posted Jun 5, 2009, 1:00 PM by Unknown user   [ updated Jun 5, 2009, 5:07 PM ]
Stephan Zeeman, Ph.D., professor and chair of the Department of Marine Sciences, was a member of a multi-institutional research team that was in the news the week of May 8, 2009 with the release of their research on the migration habits of basking sharks in Current Biology. The researchers discovered where basking sharks – the world's second largest fish – hide out for half of every year, a discovery that revises scientists' understanding of the iconic species and highlights just how little we still know about even the largest of marine animals. Using new satellite-based tagging technology and a novel geolocation technique, the researchers found that basking sharks make ocean-scale migrations through tropical waters of the Atlantic Ocean during the winter, traveling at depths of 200 to 1,000 meters. Their data show that the sharks sometimes stay at those depths for weeks or even months at a time.
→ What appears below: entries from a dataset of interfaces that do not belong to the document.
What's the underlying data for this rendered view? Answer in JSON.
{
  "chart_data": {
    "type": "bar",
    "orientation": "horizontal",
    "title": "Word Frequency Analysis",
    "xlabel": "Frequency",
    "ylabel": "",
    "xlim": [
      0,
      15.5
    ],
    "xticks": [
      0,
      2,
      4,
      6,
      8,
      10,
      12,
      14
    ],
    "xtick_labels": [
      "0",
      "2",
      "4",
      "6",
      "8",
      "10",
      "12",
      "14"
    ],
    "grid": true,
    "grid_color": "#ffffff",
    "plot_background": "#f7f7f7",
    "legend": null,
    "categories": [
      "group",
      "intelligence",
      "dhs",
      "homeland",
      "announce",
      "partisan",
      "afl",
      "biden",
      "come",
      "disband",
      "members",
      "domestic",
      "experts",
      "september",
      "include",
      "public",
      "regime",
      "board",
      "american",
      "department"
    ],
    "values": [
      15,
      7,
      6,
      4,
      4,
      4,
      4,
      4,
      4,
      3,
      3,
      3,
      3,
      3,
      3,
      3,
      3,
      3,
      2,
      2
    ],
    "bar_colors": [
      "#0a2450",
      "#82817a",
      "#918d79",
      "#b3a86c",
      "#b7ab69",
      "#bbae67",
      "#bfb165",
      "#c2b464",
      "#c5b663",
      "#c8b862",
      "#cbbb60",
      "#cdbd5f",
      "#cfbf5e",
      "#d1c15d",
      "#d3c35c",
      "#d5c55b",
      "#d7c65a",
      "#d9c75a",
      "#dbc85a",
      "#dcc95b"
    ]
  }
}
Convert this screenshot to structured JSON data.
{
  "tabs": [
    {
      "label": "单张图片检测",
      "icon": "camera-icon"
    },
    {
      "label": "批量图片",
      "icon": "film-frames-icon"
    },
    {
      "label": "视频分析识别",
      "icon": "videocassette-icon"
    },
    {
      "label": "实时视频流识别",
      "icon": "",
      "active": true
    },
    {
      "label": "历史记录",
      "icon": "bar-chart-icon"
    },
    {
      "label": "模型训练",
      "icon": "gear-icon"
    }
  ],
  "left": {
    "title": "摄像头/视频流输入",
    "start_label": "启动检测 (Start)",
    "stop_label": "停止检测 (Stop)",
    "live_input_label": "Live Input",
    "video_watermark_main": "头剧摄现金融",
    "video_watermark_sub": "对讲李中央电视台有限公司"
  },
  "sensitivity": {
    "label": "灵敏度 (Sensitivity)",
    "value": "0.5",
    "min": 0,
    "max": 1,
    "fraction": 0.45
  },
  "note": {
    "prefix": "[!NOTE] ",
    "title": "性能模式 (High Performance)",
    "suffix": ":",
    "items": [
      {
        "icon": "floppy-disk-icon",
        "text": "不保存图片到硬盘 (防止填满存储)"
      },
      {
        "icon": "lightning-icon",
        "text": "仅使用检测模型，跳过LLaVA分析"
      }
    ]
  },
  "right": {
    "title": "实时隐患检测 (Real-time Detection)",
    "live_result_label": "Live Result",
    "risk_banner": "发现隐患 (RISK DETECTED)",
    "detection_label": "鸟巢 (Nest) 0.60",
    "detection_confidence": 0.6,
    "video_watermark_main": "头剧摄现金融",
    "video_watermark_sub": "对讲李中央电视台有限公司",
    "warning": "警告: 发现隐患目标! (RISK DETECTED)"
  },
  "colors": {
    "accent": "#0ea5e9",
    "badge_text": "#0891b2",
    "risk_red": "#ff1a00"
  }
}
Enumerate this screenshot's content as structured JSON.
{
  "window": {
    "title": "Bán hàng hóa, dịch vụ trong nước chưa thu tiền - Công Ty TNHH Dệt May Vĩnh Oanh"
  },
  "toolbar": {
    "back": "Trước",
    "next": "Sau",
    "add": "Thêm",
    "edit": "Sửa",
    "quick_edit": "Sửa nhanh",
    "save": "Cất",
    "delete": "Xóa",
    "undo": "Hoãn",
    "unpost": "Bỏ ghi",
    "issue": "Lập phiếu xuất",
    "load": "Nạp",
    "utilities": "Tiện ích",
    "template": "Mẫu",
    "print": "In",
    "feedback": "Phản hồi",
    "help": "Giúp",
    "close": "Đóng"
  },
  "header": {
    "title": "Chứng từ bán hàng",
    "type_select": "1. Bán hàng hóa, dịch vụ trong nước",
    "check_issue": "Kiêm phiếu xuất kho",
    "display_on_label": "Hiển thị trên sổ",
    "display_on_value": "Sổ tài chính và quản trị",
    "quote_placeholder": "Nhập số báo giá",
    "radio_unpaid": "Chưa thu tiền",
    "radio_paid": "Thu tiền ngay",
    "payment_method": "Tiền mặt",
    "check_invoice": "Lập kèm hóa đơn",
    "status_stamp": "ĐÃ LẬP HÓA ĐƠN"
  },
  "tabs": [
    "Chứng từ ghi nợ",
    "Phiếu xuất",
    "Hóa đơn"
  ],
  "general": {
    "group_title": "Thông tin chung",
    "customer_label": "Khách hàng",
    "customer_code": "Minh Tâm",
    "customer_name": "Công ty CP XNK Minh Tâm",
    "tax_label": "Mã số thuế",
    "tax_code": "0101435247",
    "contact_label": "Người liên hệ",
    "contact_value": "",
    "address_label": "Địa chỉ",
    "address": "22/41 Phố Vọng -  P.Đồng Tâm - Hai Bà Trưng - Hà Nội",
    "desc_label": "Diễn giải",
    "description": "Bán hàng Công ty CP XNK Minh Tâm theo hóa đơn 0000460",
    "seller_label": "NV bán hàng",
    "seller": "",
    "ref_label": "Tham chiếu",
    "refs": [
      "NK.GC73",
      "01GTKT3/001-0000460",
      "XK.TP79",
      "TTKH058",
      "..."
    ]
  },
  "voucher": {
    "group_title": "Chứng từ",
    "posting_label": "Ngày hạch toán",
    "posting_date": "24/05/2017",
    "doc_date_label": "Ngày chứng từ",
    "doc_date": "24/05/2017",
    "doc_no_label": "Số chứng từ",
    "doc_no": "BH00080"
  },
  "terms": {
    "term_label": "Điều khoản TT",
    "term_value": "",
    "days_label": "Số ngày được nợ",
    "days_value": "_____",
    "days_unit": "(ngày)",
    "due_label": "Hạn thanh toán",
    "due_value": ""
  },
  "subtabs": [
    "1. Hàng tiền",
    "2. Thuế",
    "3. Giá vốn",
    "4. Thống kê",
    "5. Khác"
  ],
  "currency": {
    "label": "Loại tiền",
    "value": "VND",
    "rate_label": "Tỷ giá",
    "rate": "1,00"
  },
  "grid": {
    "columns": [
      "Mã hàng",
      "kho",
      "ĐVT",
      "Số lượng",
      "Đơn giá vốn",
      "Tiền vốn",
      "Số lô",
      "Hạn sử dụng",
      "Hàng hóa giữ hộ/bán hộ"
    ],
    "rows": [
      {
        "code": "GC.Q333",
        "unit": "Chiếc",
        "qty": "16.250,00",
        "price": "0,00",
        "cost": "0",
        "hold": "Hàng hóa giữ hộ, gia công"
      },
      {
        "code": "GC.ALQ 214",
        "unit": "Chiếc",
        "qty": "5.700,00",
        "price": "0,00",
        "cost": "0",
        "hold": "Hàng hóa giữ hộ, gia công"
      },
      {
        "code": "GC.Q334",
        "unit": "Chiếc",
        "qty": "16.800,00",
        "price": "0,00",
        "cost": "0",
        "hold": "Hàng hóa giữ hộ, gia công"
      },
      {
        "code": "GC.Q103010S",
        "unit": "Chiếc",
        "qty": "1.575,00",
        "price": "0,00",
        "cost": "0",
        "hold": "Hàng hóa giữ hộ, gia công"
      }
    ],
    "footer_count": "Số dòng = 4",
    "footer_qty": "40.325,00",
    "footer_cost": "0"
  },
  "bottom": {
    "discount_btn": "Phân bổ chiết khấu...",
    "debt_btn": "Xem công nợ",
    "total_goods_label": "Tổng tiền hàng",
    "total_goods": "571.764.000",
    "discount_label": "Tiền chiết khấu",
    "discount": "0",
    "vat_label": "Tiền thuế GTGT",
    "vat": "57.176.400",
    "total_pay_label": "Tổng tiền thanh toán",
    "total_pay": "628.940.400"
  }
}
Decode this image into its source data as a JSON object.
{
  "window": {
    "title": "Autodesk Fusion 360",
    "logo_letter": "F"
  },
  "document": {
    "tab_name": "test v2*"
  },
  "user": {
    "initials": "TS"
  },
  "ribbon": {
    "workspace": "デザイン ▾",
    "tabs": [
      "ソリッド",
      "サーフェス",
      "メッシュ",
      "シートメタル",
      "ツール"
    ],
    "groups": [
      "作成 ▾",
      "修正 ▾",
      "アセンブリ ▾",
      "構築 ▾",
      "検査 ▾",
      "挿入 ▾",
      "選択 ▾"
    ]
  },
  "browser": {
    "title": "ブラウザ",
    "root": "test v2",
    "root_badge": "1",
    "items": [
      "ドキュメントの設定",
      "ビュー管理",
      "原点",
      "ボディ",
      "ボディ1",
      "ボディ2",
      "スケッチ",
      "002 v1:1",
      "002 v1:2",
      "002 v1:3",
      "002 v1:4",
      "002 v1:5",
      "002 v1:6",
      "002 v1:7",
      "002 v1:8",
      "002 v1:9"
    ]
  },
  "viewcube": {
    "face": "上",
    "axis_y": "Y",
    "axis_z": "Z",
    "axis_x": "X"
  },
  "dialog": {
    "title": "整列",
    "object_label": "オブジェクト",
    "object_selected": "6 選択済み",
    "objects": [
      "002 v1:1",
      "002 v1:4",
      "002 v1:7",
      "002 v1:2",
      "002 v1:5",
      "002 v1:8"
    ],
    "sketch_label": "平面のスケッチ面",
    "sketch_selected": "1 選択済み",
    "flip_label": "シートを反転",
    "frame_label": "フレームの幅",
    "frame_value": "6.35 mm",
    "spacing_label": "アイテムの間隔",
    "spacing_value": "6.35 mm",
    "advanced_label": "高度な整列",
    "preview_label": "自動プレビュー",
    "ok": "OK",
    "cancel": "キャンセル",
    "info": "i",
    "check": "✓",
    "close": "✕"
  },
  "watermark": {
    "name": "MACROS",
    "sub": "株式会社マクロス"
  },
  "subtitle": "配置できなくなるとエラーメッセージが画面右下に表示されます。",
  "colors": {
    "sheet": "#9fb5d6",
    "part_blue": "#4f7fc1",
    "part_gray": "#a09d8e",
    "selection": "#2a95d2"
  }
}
The story appeared on Science Daily, The redOrbit Knowledge Network, and CapeCodToday and in shorter stories in the Washington Post,, The London Timesonline, The Christian Science Monitor and several other online news sources.